◆ **WHAT IS REQUIRED**
Could you return only the lines that run from the line with "Extract the structured" through the final line of the data, exactly as they stand?

Source records:
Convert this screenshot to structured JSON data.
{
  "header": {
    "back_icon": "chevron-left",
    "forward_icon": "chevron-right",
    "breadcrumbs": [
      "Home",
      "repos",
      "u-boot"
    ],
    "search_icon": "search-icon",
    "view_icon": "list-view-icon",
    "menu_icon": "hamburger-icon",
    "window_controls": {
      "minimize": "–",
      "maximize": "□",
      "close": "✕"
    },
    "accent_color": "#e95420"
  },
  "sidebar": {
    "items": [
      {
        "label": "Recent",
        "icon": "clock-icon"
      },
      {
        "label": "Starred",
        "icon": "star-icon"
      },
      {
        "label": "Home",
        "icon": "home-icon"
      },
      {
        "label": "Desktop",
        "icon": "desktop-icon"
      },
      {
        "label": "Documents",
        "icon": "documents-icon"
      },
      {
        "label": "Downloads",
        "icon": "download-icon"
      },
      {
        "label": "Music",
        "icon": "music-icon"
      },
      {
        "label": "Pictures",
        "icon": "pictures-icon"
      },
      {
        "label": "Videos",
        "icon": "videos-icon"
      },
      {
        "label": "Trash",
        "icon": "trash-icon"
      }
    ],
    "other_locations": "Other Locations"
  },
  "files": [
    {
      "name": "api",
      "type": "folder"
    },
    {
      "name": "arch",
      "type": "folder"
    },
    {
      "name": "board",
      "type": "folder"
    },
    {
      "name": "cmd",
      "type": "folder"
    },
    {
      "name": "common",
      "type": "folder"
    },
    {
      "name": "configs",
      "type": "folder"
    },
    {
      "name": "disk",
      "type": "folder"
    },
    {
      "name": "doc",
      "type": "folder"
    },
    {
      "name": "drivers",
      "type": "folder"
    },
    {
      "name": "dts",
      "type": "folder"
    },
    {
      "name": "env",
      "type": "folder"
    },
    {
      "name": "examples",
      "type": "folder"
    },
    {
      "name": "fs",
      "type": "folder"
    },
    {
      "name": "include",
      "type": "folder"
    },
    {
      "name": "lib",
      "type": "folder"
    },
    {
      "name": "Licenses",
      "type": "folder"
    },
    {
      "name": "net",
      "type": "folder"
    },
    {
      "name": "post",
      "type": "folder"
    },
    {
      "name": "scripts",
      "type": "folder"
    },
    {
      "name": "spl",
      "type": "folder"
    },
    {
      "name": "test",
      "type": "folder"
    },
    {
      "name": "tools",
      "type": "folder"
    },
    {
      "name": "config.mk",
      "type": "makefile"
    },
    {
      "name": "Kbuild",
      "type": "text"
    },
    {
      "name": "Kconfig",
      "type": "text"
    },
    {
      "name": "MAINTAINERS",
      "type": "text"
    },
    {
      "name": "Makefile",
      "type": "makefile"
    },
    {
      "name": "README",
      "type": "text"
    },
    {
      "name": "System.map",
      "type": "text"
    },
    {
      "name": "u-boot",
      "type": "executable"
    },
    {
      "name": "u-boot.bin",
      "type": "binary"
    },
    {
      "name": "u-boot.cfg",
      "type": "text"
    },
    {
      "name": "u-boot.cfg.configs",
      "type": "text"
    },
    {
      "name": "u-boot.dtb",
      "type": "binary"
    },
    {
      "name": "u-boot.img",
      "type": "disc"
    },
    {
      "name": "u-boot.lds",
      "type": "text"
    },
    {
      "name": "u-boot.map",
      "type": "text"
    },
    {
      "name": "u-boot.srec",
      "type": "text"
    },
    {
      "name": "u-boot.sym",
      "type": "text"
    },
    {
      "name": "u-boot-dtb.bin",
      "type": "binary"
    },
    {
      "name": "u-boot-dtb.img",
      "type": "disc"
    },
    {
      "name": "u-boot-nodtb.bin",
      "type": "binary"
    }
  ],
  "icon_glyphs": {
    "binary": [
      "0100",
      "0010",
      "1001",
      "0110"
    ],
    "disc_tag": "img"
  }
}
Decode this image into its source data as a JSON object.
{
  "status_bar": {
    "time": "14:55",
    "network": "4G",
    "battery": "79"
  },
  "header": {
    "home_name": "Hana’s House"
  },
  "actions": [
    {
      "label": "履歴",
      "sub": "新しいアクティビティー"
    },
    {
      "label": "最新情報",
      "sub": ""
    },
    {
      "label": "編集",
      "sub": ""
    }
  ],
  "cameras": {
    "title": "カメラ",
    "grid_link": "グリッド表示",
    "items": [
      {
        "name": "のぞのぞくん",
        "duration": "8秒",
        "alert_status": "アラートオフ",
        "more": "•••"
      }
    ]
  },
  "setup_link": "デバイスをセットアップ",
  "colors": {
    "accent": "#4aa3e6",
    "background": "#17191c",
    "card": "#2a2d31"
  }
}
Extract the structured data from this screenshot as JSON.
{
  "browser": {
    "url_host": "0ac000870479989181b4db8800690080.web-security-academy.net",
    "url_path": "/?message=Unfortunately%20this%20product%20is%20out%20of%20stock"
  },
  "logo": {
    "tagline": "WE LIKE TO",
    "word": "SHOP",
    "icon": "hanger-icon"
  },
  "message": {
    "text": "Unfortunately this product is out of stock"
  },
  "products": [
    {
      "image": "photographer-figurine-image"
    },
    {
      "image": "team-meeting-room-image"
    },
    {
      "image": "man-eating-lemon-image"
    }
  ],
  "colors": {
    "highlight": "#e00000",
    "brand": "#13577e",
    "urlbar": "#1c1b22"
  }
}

◆ **WRITTEN RESPONSE**
Extract the structured data from this screenshot as JSON.
{
  "browser": {
    "url_host": "0ac000870479989181b4db8800690080.web-security-academy.net",
    "url_path": "/?message=Unfortunately%20this%20product%20is%20out%20of%20stock"
  },
  "logo": {
    "tagline": "WE LIKE TO",
    "word": "SHOP",
    "icon": "hanger-icon"
  },
  "message": {
    "text": "Unfortunately this product is out of stock"
  },
  "products": [
    {
      "image": "photographer-figurine-image"
    },
    {
      "image": "team-meeting-room-image"
    },
    {
      "image": "man-eating-lemon-image"
    }
  ],
  "colors": {
    "highlight": "#e00000",
    "brand": "#13577e",
    "urlbar": "#1c1b22"
  }
}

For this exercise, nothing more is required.